While 90% of New York’s Jews are of Ashkenazi descent with roots in Northern and Eastern Europe (where bagels, blintzes, and bialys come from), 10% are Sephardic, from Spain and Portugal. North African, Middle Eastern and Central Asian, Jews, too, are among this group, classified as Mizrahi.
Food from these regions is incredibly diverse, and Seitsema provides a regional roadmap for your Sephardic culinary journey. There’s Persian stews, Israeli falafel, Uzbekistani plov (pilaf), and shakshuka, to name a few. Speaking of shakshuka, check out our list of best places to eat shakshuka in NYC!
We definitely second the choice of Colbeh, a kosher Persian restaurant, and if we could chime in, we’d add Marani, a Georgian Kosher restaurant in Rego Park, Queens. We couldn’t be more thrilled to see Chef Einat Admony’s Balaboosta, Taim, and Bar Bolonat make the list.
Learn to make these Sephardic favorites with the following recipes:
Koofteh (Persian Meatballs) in Tomato Turmeric Broth

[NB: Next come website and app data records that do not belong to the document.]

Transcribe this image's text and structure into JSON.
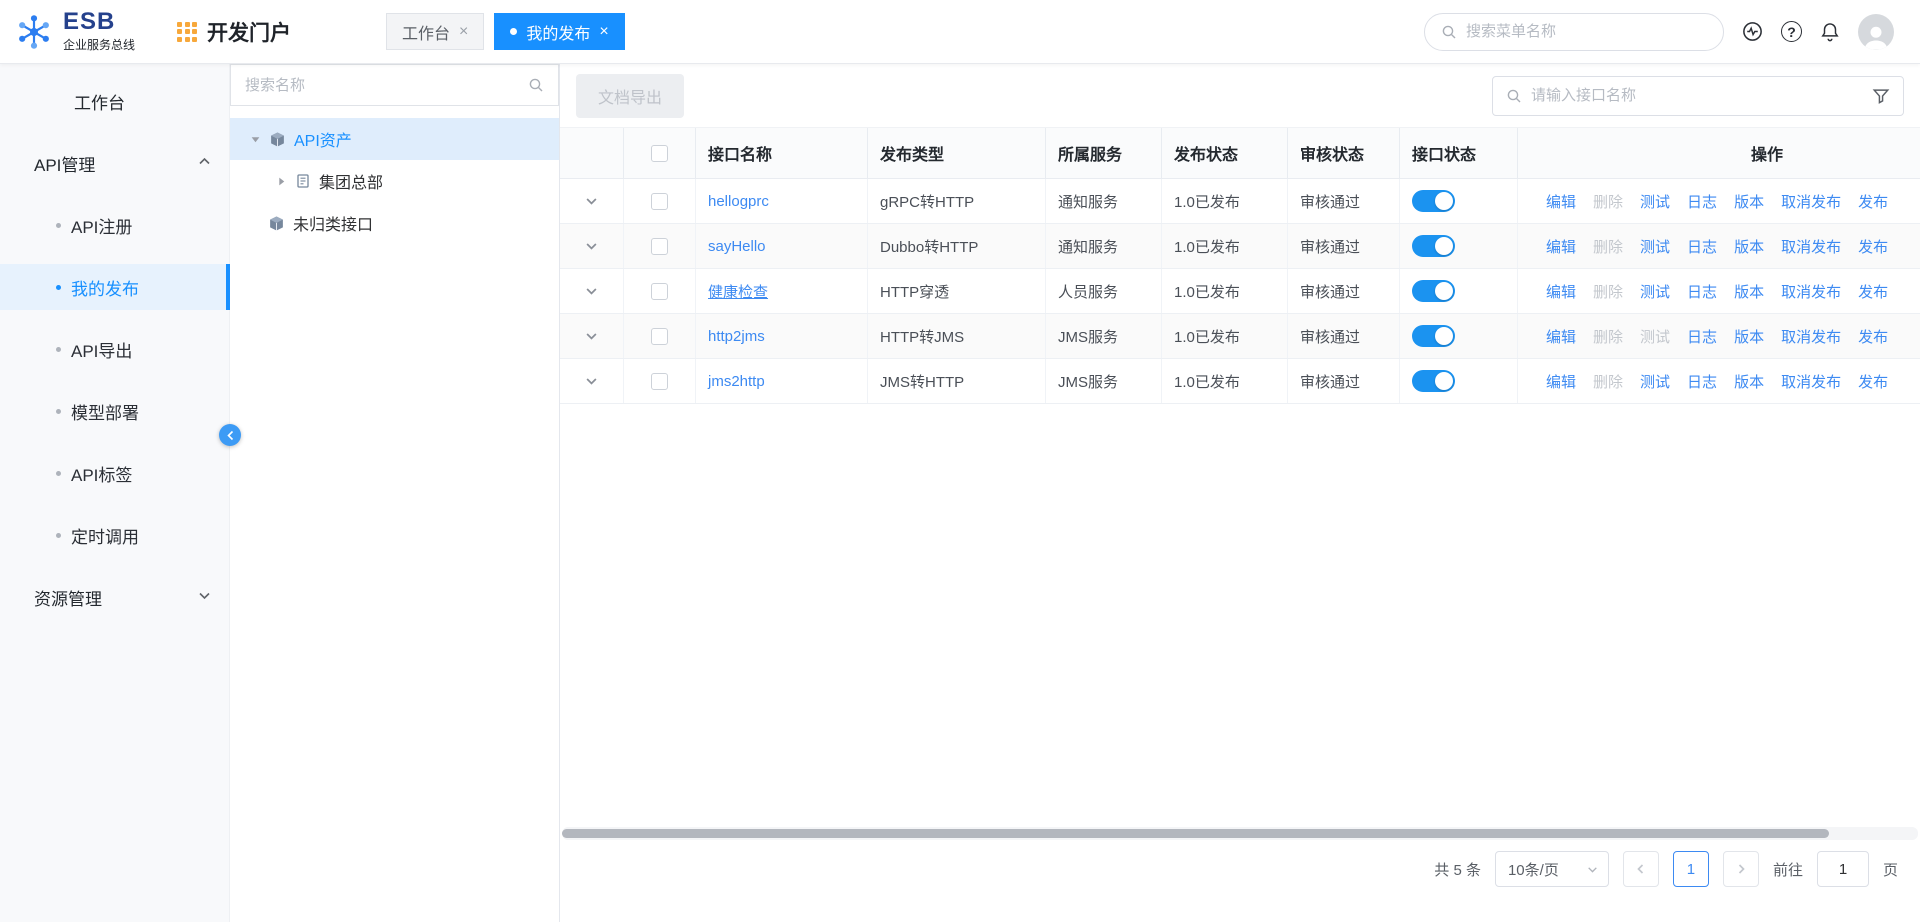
{
  "colors": {
    "accent": "#1890ff",
    "link": "#3d8af2",
    "tab_active_bg": "#1890ff",
    "sidebar_selected_bg": "#e7f2fd"
  },
  "header": {
    "logo_title": "ESB",
    "logo_subtitle": "企业服务总线",
    "portal_title": "开发门户",
    "tabs": [
      {
        "label": "工作台"
      },
      {
        "label": "我的发布"
      }
    ],
    "close_glyph": "×",
    "search_placeholder": "搜索菜单名称"
  },
  "sidebar": {
    "items": [
      {
        "label": "工作台"
      },
      {
        "label": "API管理"
      },
      {
        "label": "API注册"
      },
      {
        "label": "我的发布"
      },
      {
        "label": "API导出"
      },
      {
        "label": "模型部署"
      },
      {
        "label": "API标签"
      },
      {
        "label": "定时调用"
      },
      {
        "label": "资源管理"
      }
    ]
  },
  "tree": {
    "search_placeholder": "搜索名称",
    "nodes": [
      {
        "label": "API资产"
      },
      {
        "label": "集团总部"
      },
      {
        "label": "未归类接口"
      }
    ]
  },
  "toolbar": {
    "export_label": "文档导出",
    "search_placeholder": "请输入接口名称"
  },
  "table": {
    "columns": [
      "接口名称",
      "发布类型",
      "所属服务",
      "发布状态",
      "审核状态",
      "接口状态",
      "操作"
    ],
    "action_labels": [
      "编辑",
      "删除",
      "测试",
      "日志",
      "版本",
      "取消发布",
      "发布"
    ],
    "action_names": [
      "edit",
      "delete",
      "test",
      "log",
      "version",
      "unpublish",
      "publish"
    ],
    "rows": [
      {
        "name": "hellogprc",
        "publish_type": "gRPC转HTTP",
        "service": "通知服务",
        "publish_status": "1.0已发布",
        "audit_status": "审核通过",
        "enabled": true,
        "underline": false,
        "disabled_actions": [
          "删除"
        ]
      },
      {
        "name": "sayHello",
        "publish_type": "Dubbo转HTTP",
        "service": "通知服务",
        "publish_status": "1.0已发布",
        "audit_status": "审核通过",
        "enabled": true,
        "underline": false,
        "disabled_actions": [
          "删除"
        ]
      },
      {
        "name": "健康检查",
        "publish_type": "HTTP穿透",
        "service": "人员服务",
        "publish_status": "1.0已发布",
        "audit_status": "审核通过",
        "enabled": true,
        "underline": true,
        "disabled_actions": [
          "删除"
        ]
      },
      {
        "name": "http2jms",
        "publish_type": "HTTP转JMS",
        "service": "JMS服务",
        "publish_status": "1.0已发布",
        "audit_status": "审核通过",
        "enabled": true,
        "underline": false,
        "disabled_actions": [
          "删除",
          "测试"
        ]
      },
      {
        "name": "jms2http",
        "publish_type": "JMS转HTTP",
        "service": "JMS服务",
        "publish_status": "1.0已发布",
        "audit_status": "审核通过",
        "enabled": true,
        "underline": false,
        "disabled_actions": [
          "删除"
        ]
      }
    ]
  },
  "pagination": {
    "total": "共 5 条",
    "page_size": "10条/页",
    "current_page": "1",
    "goto_label": "前往",
    "goto_value": "1",
    "unit_label": "页"
  }
}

Shakshuka with Spinach and Lamb Meatballs
Everything Spiced Malawah with Fried Egg
Concia: a Roman Jewish Fried Zucchini Delicacy
Baklava with Honey and Cardamom
Arab-Style Tortellini (Shishbarak)
Greek Bunuelos (Donuts) with Honey
Pronounced: KOH-sher, Origin: Hebrew, adhering to kashrut, the traditional Jewish dietary laws.
Pronounced: seh-FAR-dik, Origin: Hebrew, describing Jews descending from the Jews of Spain.